Format

Send to

Choose Destination
See comment in PubMed Commons below
Endocrinology. 1997 Jan;138(1):264-72.

cis-unsaturated free fatty acids block growth hormone and prolactin secretion in thyrotropin-releasing hormone-stimulated GH3 cells by perturbing the function of plasma membrane integral proteins.

Author information

  • 1Department of Medicine, Compostela University School of Medicine, Santiago de Compostela, Spain.

Abstract

In vivo FFA block basal and stimulated GH secretion and have been implicated in the pathogenesis of the altered GH secretion present in obesity and Cushing's syndrome. Although a direct action on the somatotroph cell has been postulated, the FFA mechanism of action is unknown. The main biological target for FFA action is the cellular membrane, and it has been shown that these metabolites can block the activity of a number of plasma membrane pumps, channels, and receptor systems. In the present work, it was observed using different types of pituitary cells (GH3, GH4C1, and rat pituitary primary cultures) that cis-unsaturated fatty acids, such as oleic, 1) do not perturb TRH binding or the homologous desensitization of the TRH receptor; 2) inhibit TRH-induced inositol 1,4,5-trisphosphate/diacylglycerol generation, probably by a direct perturbation of phospholipase C; 3) reduce the TRH-induced intracellular Ca2+ redistribution and the ensuing changes in membrane potential; 4) completely inhibit the [Ca2+]i rise due to the TRH-induced opening of voltage-gated Ca2+ channels; and 5) abolish the TRH-induced Ca2+ efflux through plasma membrane Ca2+ pumps. These results suggest that cis-unsaturated FFA such as oleic acid selectively perturb the function of integral membrane proteins such as enzymes, channels, and pumps without perturbing the binding of ligands to receptors.
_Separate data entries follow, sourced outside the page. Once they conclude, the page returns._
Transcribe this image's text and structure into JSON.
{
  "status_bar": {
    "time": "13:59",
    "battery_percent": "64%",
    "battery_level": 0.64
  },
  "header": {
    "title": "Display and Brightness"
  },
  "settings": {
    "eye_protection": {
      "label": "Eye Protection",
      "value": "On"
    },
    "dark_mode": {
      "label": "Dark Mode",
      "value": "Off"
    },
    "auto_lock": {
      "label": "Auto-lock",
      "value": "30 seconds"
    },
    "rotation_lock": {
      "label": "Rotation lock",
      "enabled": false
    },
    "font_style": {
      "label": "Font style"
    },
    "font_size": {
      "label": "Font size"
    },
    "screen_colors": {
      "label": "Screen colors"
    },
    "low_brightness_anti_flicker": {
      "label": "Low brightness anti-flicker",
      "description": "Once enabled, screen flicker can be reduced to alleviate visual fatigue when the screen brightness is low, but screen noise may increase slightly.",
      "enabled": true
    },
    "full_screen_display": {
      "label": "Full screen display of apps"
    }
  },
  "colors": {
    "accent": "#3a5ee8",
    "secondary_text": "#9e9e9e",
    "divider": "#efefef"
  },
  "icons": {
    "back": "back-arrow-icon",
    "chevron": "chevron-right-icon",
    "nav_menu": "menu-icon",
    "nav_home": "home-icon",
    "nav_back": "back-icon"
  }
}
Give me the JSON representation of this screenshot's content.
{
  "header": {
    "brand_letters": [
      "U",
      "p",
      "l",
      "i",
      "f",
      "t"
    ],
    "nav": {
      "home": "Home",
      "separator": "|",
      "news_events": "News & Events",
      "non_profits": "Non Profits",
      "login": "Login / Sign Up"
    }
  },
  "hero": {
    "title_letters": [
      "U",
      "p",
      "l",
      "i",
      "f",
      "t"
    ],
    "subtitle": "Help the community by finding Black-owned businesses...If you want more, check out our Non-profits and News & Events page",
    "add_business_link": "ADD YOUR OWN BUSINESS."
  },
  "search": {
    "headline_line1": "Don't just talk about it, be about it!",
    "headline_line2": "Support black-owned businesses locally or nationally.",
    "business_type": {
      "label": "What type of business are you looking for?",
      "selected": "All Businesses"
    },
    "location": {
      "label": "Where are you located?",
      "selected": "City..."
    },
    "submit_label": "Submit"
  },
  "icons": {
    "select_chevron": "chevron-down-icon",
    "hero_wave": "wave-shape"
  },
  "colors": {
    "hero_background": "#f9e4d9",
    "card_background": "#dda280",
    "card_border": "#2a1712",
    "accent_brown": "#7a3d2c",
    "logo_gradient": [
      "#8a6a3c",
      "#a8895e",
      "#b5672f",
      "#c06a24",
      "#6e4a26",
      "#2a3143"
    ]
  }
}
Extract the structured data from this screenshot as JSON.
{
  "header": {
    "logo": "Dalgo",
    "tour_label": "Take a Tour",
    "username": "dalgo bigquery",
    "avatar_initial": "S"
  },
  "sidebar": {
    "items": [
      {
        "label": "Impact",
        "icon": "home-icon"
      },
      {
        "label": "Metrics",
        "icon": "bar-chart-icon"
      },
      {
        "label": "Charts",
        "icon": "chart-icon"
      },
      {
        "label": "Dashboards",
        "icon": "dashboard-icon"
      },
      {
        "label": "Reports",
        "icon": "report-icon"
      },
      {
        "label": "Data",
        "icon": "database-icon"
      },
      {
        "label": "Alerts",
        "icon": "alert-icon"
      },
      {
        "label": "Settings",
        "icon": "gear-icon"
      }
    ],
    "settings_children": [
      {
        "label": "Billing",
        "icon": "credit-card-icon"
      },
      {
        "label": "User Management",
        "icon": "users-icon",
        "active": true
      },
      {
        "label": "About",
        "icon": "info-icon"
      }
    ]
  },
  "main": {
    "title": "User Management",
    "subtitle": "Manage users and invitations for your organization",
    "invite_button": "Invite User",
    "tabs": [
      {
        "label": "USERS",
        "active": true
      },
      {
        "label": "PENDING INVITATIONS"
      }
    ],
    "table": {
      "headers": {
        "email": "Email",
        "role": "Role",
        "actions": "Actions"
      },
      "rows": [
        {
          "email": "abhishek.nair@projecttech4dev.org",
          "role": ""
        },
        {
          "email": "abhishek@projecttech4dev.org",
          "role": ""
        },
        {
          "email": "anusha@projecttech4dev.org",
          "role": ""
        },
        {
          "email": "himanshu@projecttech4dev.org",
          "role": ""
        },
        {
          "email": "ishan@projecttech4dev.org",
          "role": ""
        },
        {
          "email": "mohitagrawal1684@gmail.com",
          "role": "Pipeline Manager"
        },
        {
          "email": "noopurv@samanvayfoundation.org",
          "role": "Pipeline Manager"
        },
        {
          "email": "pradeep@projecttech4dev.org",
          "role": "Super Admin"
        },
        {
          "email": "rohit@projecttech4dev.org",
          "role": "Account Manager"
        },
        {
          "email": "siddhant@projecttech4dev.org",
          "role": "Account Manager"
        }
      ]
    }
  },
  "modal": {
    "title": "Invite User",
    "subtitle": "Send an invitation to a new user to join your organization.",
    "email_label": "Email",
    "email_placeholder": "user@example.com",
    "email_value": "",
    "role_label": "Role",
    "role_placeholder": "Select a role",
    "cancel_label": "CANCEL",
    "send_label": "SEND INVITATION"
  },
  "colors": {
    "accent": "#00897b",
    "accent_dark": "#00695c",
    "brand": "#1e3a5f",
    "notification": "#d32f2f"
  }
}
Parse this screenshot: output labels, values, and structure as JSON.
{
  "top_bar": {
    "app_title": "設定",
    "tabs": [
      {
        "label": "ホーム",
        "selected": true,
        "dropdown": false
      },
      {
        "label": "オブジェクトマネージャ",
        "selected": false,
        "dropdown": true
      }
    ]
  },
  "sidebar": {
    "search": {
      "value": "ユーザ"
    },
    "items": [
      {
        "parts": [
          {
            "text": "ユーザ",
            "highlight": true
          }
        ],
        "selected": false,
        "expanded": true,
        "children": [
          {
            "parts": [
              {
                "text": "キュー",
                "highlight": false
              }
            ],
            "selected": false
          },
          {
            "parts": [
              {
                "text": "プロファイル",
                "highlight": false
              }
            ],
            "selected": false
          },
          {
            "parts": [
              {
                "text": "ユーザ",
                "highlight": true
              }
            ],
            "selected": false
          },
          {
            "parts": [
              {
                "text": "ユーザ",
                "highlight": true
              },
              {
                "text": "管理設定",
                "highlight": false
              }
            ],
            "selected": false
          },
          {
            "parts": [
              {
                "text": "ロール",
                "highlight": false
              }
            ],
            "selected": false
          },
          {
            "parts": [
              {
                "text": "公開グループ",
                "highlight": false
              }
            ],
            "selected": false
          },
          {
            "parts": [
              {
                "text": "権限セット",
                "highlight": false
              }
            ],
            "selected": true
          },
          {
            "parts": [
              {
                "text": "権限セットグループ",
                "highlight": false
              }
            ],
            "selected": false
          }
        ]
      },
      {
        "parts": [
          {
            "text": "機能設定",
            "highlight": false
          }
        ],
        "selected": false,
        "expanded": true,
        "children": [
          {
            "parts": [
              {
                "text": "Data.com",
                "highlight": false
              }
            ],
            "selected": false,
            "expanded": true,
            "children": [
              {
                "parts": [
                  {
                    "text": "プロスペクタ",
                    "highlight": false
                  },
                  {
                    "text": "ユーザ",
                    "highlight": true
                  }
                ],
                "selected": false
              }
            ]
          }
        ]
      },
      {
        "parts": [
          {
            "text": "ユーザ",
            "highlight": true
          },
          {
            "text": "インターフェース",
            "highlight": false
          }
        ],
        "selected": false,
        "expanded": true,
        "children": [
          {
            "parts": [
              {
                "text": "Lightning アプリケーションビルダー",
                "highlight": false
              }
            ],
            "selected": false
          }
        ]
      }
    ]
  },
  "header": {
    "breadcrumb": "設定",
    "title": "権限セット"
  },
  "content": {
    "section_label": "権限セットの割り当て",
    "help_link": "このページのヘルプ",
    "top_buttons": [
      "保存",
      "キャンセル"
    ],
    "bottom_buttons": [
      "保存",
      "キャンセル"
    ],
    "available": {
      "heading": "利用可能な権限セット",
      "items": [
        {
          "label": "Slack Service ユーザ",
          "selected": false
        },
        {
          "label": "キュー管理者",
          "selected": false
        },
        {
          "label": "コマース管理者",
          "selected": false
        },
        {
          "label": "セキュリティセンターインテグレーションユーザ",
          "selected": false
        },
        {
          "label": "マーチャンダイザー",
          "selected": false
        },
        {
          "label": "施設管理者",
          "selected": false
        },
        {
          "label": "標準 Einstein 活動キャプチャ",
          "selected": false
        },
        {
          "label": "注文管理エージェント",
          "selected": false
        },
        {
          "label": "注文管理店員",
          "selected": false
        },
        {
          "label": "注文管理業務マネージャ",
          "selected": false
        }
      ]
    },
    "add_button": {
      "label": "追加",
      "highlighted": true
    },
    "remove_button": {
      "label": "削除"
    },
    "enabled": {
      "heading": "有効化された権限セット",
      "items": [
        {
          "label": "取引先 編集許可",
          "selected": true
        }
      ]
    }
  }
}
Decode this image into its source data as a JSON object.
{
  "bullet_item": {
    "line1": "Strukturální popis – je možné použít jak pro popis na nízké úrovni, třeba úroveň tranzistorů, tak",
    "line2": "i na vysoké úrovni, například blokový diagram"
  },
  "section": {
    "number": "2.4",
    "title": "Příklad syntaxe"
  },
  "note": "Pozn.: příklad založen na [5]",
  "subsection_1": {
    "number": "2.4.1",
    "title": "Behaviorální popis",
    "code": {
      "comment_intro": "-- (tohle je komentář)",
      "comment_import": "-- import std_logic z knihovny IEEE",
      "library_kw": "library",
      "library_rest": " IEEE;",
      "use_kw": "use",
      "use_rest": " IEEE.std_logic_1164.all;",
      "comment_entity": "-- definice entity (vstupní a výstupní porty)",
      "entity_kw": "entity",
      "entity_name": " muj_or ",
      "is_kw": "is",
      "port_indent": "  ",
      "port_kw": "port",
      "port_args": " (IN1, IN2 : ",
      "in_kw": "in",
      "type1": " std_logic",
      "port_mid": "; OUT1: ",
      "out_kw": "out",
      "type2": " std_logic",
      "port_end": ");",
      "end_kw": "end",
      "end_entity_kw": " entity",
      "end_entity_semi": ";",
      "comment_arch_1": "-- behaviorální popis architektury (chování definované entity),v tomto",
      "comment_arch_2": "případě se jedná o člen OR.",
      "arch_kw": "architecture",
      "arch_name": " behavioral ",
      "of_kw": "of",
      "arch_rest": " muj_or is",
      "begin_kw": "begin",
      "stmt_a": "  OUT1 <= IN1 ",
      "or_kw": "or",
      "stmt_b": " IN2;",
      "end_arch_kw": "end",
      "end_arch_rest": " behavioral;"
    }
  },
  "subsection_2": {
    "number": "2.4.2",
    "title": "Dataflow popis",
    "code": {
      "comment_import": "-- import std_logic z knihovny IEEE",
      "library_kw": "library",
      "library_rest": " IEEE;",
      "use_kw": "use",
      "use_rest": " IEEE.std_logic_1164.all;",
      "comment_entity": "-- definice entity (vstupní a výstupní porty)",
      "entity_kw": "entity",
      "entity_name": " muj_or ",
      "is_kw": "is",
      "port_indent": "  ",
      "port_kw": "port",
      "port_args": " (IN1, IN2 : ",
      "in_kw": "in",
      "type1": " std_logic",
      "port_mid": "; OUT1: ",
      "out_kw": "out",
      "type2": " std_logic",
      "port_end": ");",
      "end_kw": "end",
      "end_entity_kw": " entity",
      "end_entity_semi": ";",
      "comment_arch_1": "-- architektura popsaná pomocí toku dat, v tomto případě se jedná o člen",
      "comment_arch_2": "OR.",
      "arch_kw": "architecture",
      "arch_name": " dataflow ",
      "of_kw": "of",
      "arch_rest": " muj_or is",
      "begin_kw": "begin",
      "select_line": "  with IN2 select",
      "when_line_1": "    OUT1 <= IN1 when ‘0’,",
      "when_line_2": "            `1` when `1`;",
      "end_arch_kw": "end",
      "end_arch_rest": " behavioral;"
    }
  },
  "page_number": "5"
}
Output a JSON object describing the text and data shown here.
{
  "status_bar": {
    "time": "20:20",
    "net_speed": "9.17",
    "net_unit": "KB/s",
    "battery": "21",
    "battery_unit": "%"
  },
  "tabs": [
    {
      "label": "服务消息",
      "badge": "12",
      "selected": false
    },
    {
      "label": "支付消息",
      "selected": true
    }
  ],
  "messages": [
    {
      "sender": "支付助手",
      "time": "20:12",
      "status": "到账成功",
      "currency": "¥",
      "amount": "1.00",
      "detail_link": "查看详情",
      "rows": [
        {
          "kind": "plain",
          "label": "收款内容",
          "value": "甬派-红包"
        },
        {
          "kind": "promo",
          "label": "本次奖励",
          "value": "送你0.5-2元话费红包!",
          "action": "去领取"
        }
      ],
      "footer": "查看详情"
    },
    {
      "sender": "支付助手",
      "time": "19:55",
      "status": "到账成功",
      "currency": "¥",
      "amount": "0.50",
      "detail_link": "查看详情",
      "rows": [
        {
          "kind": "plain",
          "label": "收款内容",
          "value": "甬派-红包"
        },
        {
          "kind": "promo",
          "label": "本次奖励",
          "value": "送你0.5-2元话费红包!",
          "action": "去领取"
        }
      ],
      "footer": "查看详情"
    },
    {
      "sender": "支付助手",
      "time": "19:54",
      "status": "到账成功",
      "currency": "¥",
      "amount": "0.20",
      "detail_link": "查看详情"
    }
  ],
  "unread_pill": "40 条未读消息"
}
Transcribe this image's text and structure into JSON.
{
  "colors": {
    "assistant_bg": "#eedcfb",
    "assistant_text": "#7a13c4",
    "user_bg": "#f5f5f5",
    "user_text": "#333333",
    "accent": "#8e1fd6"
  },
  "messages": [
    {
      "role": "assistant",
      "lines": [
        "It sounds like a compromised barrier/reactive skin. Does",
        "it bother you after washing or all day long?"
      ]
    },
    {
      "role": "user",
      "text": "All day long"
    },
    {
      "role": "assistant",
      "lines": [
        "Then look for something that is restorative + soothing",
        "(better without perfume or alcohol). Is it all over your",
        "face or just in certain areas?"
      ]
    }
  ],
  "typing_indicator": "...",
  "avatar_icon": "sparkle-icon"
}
PMID:
8977413
DOI:
10.1210/endo.138.1.4888
[PubMed - indexed for MEDLINE]
PubMed Commons home

PubMed Commons

0 comments
How to join PubMed Commons

    Supplemental Content

    Full text links

    Icon for Silverchair Information Systems
    Loading ...
    Support Center